Some Enviros Optimistic, Others Fear Bush’s Second Term

Not surprisingly, President Bush has thus far failed to mention the environment in discussions about his second-term agenda. But even though the White House will be focusing primarily on foreign policy and domestic economic issues, some environmentalists are optimistic that the administration will work to leave an environmental legacy to be proud of during its second term.

“We hope the President’s conciliatory and unifying words in his acceptance speech signal a new willingness to meet us halfway on key conservation issues,” says Rodger Schlickeisen of Defenders of Wildlife. “We remain vigilant as ever but are hopeful that we can make some meaningful progress in Bush’s second term.” Defenders of Wildlife is particularly concerned about the rollback of the Clinton-era national forest “roadless” rule, efforts to open the Arctic National Wildlife Refuge to oil drilling, and waning protections for endangered species.

Fred Krupp of Environmental Defense says that Bush’s re-election “offers an opportunity to make progress on a series of vital issues that need rapid positive action.” Krupp points to global warming, clean air, and the protection of oceans as key issues in which the Bush administration has opportunities to make lasting change. Environmental Defense hopes to put its long history of bipartisan problem-solving to work in helping the White House to come around on these issues and others.

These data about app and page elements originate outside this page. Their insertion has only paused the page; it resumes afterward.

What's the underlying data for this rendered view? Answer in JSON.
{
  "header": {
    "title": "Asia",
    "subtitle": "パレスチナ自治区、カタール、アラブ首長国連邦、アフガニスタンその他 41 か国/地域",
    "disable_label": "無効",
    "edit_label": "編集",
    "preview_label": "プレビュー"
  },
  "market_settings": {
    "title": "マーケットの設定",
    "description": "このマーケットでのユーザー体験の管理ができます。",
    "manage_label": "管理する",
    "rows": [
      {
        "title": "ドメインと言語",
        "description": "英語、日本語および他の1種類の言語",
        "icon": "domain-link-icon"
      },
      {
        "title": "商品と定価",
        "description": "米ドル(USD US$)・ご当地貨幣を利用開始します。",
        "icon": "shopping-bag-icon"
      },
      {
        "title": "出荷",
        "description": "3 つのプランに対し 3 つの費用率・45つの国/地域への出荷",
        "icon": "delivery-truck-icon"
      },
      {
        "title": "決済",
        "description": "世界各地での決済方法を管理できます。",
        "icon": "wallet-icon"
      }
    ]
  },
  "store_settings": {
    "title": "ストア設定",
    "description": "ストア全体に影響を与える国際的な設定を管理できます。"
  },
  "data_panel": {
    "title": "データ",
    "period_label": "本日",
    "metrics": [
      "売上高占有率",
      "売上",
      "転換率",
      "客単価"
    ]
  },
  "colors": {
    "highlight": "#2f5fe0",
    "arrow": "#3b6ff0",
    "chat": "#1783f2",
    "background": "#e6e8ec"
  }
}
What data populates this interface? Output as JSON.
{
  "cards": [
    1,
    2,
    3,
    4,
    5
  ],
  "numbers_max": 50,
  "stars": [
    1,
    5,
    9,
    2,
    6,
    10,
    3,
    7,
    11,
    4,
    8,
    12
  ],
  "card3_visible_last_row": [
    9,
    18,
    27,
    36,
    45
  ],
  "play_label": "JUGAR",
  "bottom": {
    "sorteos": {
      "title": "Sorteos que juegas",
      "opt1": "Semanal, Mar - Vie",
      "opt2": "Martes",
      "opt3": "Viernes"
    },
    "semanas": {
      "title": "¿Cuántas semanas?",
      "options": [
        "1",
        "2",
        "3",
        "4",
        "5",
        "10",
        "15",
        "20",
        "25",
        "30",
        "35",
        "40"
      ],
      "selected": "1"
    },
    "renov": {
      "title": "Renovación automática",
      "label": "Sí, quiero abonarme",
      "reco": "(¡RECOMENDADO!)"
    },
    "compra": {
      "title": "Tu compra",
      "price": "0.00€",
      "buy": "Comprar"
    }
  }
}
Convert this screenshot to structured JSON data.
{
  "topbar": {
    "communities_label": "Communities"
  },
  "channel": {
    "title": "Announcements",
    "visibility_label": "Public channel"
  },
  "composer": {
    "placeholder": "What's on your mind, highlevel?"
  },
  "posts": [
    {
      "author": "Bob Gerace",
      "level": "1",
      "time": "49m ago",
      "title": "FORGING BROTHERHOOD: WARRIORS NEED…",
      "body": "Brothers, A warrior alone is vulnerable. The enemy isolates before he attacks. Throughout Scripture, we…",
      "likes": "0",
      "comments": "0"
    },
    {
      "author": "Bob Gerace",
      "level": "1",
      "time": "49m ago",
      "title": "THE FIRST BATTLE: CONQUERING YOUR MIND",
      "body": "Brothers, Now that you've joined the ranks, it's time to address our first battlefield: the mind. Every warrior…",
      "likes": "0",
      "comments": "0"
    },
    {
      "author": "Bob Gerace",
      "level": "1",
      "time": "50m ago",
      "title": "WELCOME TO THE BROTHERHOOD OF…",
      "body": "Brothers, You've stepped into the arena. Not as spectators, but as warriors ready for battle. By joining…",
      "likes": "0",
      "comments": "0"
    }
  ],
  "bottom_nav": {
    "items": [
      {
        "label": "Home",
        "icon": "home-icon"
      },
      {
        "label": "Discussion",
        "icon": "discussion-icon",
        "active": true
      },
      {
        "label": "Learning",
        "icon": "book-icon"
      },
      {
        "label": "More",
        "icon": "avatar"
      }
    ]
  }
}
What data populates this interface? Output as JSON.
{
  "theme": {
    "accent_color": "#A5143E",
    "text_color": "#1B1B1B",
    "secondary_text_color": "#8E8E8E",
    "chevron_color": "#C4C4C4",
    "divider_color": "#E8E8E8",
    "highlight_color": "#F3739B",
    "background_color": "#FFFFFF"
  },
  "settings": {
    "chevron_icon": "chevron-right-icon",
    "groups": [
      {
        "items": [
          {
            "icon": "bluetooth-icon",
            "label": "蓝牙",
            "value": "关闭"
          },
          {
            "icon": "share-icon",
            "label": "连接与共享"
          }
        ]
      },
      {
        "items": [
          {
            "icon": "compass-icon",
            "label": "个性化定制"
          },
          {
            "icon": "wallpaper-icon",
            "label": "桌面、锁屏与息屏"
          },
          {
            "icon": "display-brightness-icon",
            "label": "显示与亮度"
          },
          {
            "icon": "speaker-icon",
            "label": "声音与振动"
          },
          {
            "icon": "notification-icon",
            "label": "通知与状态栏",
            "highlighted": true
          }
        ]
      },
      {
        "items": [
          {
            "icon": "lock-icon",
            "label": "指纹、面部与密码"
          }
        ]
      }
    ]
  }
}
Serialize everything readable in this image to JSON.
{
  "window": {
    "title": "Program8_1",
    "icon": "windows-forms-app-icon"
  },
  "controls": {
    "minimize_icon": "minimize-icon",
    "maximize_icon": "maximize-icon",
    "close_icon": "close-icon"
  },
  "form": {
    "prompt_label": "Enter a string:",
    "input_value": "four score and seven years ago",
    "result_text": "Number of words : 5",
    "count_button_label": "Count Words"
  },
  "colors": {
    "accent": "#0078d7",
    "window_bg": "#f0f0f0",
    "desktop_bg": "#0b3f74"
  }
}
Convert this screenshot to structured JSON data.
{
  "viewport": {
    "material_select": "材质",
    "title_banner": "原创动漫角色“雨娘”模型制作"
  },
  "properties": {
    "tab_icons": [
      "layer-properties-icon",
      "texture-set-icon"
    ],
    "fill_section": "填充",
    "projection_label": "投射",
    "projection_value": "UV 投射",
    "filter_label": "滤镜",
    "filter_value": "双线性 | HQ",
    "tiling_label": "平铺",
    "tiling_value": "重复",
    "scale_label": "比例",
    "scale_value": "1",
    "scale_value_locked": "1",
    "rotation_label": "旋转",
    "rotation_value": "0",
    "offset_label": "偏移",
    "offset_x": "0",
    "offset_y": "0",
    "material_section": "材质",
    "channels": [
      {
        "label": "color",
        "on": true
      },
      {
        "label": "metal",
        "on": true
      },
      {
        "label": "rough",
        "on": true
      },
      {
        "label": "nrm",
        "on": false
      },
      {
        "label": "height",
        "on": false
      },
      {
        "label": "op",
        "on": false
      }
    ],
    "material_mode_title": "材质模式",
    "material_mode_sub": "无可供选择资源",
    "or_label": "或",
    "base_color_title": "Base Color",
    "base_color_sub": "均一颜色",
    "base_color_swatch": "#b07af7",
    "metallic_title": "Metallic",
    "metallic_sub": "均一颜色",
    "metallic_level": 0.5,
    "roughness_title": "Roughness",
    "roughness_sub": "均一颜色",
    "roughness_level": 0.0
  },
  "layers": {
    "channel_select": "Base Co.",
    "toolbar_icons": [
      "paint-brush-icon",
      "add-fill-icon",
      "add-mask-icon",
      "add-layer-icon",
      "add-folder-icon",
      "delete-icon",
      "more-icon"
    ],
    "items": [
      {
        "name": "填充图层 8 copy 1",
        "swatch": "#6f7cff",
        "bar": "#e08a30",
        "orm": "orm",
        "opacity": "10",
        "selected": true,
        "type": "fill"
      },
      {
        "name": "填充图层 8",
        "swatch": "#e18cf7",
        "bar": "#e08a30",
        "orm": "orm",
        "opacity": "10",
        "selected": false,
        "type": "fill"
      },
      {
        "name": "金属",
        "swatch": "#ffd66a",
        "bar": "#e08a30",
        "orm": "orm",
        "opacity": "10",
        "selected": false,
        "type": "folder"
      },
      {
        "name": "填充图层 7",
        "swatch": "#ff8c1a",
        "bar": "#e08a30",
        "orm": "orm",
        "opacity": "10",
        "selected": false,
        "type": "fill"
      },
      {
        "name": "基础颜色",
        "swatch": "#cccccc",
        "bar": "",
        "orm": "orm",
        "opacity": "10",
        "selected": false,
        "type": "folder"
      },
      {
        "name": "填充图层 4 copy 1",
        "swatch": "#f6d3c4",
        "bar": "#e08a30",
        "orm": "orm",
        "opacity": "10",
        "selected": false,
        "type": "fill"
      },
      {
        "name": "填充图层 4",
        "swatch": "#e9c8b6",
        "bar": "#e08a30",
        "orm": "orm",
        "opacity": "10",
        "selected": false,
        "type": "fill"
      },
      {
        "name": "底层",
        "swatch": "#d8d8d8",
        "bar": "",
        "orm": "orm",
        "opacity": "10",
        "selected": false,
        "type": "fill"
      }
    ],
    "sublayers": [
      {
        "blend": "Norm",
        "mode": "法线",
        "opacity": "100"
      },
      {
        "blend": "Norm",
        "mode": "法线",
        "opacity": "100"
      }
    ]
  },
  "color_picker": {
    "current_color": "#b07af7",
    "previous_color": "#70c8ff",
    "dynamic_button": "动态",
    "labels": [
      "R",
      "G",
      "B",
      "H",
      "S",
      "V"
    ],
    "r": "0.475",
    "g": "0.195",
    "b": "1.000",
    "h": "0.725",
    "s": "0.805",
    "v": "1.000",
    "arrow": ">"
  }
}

Meanwhile, other environmentalists are taking a more defensive stance. “As sweeping as this administration’s attack on the environment has been, things are about to get worse,” says NRDC president John Adams, who vows to fight Bush administration plans to further loosen regulations on factory emissions and water quality standards.

Kieran Suckling of the Center for Biological Diversity worries that the Bush administration will join forces with the Republican majority in Congress to launch an unprecedented assault on endangered species protections. “Bush has already placed fewer species on the Endangered Species List than any president since the act was passed,” says Suckling, who frets that the combination of a Republican majority in Congress and “a president as anti-environmental as Bush” could lead to the passage of scores of anti-environmental laws over the next few years.

But, in an interesting turn of events, perhaps the environmental silver lining of the 2004 election lies in the fact that President Bush considers himself a “Reagan Republican.” During the 1980s, Ronald Reagan’s disastrous environmental policies inspired millions of Americans to take matters into their own hands when it came to protecting their land, air, water and wildlife. Membership levels at environmental groups swelled to unprecedented levels, and when Bill Clinton took office he enjoyed widespread public support for his pro-environmental initiatives.

Indeed, what might make W a green hero in the end is his very opposition to many of the federal environmental policies initiated by his predecessor, and the outrage it stirs among a public looking to preserve the quality of the environment it has inherited.

CONTACTS: Defenders of Wildlife, (202) 682-9400, http://www.defenders.org; Environmental Defense, (212) 505-2100, http://www.environmentaldefense.org; Natural Resources Defense Council, (212) 727-2700, http://www.nrdc.org; Center for Biological Diversity, (520) 623-5252, http://www.sw-center.org/swcbd.

Animal Rights National Conference 2018